Rescued dog survives, returns home
Published: November 27, 2006 | 5090th good news item since 2003
Brutus is back home and his owners couldn’t be more elated or more thankful.
“I just can’t even describe it,” an emotional Jody Gullickson told The Minot Daily News on Monday. “What a terrific thing that has happened. We are thankful to each and everyone who assisted Brutus. As we give thanks on Thursday, it will truly be a day of Thanksgiving and remembrance of all the kind, caring people who assisted Brutus.”
The kind and caring had gathered alongside a pond located on the east side of U.S. Highway 83 in Max late Friday afternoon. It was there that a passerby saw Brutus’ fruitless efforts at pulling himself out of the numbing cold water and onto the ice. A 9-1-1 call was made and emergency personnel responded. Others pulled off the highway or came running from the city of Max to encourage Brutus to not give up the fight.
Bill Johnson, Max, and Greg Johnson, Minot, spotted a small fishing boat sitting across the highway from the pond. After pirating the small craft, they were soon inching across the ice toward the seemingly doomed dog – all to the cheers of a gathering gallery watching from the bank.
Bill Johnson managed to slip a noose over Brutus’ neck and the completely exhausted dog remained motionless while it was dragged across the ice to safety. But Brutus’ battle for life was not over. Wrapped in coats and jackets tossed in by rescue watchers, the nearly lifeless dog was rushed to the Garrison Veterinary Clinic, where he was received by vet Kathy Baber.
“That dog was near comatose from the cold. He didn’t even register a temperature,” said Baber. “He was still breathing, so we thought we had a chance. He was in shock and suffering from hypothermia for nearly three hours. Then his body temperature began creeping up.”
As of Monday afternoon there was still a large collection of unclaimed jackets at the Garrison Veterinary Clinic. Baber said she expects some of the owners to start stopping in to claim them. Several people had already called to check on Brutus’ welfare.
“The people who pulled him out, all the coats and jackets, and all the people who called to see how he is,” said Baber, “That makes you feel good to know they care.”
On Saturday morning, Gullickson got the news she was hoping for.
“Kathy told me Brutus was up and would be able to go home as soon as he ate something,” said an elated Gullickson. “What a relief that was to hear. Everyone made a difference in a life or death
situation and we are very thankful.”
Brutus had escaped through the gate of a seven-foot-high fence surrounding his home in Max. The Gullicksons, who say they are making the necessary repairs, were away from home when Brutus got out of the yard.

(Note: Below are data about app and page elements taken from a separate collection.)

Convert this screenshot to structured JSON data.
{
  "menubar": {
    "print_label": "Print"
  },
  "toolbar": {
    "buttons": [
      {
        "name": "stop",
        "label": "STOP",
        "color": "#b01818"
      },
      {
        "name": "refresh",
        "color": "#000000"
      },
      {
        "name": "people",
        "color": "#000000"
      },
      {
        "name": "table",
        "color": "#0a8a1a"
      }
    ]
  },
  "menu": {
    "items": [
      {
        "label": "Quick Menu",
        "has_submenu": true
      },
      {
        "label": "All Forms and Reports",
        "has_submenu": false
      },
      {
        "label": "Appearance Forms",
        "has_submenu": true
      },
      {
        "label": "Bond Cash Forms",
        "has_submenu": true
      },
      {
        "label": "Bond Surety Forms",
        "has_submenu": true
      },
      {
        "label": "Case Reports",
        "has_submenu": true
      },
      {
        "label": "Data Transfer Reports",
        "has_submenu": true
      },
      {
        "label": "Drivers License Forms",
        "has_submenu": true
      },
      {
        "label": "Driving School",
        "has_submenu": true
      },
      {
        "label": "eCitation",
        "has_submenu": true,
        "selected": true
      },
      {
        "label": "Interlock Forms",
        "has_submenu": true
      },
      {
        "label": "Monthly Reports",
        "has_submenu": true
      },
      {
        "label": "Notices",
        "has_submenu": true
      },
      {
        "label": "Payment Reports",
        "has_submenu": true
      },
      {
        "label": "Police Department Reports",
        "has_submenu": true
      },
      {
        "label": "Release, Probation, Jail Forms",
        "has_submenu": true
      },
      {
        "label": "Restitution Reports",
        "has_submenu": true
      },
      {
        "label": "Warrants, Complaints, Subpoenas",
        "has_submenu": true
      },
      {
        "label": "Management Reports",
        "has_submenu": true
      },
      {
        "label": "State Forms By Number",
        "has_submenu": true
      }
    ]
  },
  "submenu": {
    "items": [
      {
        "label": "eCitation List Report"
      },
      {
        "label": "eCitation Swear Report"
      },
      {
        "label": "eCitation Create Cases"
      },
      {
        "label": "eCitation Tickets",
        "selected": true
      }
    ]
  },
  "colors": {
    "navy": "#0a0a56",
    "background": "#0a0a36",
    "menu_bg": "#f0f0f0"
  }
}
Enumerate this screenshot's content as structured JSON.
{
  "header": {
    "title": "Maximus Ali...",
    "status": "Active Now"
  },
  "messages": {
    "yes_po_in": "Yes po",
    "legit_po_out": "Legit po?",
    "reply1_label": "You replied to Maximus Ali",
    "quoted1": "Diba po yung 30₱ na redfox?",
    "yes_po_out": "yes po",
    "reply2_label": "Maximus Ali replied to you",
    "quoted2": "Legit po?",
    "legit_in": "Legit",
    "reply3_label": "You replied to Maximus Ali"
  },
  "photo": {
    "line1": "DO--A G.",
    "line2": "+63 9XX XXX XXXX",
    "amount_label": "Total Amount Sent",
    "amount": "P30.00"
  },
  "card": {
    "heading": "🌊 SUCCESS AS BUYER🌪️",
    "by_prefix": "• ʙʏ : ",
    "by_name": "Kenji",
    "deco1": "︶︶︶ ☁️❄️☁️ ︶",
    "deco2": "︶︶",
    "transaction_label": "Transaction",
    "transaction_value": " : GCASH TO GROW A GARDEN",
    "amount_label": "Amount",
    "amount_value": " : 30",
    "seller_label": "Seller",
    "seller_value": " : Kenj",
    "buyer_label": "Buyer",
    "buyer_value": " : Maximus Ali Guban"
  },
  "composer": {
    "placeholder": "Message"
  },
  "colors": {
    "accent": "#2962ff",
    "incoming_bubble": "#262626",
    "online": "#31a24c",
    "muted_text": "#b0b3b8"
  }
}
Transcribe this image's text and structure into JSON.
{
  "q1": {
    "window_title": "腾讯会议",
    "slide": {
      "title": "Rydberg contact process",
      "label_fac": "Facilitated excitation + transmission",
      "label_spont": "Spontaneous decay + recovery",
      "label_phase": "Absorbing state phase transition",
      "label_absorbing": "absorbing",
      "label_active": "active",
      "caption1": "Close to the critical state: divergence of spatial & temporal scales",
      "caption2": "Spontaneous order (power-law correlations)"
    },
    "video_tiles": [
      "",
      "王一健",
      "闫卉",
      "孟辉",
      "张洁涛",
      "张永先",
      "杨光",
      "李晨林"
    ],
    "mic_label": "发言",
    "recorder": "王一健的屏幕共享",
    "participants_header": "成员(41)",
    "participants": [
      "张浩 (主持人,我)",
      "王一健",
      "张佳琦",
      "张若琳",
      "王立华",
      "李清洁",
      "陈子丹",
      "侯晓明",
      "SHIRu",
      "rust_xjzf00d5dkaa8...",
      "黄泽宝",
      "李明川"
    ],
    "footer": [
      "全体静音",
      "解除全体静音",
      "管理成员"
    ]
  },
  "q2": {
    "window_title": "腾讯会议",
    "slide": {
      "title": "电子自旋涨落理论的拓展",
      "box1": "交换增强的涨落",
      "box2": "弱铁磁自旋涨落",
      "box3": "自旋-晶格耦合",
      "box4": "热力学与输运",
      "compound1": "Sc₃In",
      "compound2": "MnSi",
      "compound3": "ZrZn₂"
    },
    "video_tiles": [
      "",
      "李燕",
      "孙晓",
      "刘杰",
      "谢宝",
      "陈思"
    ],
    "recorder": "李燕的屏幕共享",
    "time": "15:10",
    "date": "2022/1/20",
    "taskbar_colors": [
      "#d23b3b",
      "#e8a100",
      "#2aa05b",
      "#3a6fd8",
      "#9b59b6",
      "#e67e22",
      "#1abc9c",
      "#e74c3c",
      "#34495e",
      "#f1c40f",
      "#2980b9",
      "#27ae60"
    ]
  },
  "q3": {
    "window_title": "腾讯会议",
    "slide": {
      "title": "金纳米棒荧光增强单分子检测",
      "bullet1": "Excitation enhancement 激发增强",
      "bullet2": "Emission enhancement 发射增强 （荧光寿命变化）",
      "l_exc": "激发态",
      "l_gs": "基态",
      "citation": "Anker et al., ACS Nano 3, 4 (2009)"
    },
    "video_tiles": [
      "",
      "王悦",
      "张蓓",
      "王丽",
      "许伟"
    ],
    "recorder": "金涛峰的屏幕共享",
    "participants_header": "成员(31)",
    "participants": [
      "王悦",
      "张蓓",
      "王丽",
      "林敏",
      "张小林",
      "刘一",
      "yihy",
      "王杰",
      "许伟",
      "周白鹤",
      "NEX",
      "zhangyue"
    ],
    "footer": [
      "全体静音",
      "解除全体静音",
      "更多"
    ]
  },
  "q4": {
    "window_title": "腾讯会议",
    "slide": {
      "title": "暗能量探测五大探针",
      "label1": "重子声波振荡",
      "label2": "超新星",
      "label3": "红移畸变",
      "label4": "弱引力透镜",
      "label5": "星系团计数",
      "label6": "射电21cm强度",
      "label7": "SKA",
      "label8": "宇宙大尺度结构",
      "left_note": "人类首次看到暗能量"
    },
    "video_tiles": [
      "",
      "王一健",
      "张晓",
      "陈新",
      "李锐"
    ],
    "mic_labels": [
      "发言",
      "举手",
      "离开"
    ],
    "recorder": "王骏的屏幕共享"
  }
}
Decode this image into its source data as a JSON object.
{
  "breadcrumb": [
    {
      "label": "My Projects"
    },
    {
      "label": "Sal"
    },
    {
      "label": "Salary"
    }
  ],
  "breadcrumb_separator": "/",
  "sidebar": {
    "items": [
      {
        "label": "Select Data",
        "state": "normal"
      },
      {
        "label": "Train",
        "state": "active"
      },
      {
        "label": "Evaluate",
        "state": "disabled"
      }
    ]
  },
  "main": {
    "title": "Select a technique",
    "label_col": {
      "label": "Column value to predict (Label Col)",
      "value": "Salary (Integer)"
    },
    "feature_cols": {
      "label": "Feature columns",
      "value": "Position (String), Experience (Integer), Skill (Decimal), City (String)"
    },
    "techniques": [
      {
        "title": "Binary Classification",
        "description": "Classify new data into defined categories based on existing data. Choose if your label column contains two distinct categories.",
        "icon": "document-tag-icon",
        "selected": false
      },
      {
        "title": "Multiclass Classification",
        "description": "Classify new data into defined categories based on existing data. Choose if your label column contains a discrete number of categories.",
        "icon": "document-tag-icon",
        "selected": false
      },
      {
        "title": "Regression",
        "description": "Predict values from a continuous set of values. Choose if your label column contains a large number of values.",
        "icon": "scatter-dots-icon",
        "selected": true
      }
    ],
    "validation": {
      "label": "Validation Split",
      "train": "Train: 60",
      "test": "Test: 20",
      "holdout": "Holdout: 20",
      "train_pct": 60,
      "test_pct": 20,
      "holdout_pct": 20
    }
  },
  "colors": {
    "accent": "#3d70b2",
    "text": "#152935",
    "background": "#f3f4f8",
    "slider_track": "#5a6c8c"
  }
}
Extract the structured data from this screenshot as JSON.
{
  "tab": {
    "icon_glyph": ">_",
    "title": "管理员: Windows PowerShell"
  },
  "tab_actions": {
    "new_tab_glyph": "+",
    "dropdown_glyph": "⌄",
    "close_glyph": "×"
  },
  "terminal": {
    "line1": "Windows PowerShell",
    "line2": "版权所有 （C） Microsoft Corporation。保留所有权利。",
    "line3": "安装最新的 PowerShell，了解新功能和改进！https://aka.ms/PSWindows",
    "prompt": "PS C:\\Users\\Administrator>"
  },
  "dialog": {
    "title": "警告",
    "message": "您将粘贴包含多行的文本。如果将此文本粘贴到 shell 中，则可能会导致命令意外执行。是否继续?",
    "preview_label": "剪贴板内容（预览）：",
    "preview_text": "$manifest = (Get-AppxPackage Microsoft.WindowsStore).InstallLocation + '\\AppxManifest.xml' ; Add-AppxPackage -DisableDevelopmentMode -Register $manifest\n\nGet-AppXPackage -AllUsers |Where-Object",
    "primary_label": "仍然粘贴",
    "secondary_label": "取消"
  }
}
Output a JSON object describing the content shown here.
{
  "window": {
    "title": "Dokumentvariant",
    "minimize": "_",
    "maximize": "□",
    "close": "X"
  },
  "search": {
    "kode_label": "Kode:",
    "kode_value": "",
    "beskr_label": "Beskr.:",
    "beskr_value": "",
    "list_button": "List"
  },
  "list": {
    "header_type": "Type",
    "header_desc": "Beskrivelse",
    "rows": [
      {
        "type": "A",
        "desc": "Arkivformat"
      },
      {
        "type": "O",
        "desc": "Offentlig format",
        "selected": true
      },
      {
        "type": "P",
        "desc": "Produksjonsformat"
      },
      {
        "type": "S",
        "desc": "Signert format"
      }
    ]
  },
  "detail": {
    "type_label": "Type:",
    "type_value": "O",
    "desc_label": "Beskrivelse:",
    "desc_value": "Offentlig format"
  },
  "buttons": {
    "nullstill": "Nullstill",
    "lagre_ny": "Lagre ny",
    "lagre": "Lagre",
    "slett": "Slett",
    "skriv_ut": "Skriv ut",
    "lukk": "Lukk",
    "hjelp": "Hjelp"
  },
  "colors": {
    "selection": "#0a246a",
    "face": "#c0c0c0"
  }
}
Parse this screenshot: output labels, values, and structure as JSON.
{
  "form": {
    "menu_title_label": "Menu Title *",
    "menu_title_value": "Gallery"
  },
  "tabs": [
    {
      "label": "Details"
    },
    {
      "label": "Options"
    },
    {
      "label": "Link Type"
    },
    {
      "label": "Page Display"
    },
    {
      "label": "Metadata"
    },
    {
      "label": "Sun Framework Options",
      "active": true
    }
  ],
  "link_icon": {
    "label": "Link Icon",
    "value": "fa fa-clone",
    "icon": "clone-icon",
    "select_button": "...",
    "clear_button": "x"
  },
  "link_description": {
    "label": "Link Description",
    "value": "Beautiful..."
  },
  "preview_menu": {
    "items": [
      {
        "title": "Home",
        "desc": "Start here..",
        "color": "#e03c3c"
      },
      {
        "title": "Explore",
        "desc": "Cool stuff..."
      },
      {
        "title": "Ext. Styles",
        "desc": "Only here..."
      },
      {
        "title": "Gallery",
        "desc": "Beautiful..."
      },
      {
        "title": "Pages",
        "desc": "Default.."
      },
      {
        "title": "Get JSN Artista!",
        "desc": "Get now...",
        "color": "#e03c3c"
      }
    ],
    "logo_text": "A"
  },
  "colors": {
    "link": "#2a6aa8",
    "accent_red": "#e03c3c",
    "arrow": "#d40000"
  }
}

The 7-year-old Keeshound/ Samoyed cross is a big part of the Gullickson family. According to Baber, one reason Brutus was able to survive his ordeal was that he was healthy and well cared for.
“Something like this really warms the heart,” said Gullickson. “I’m thankful for all who gave Brutus the courage and strength to survive.”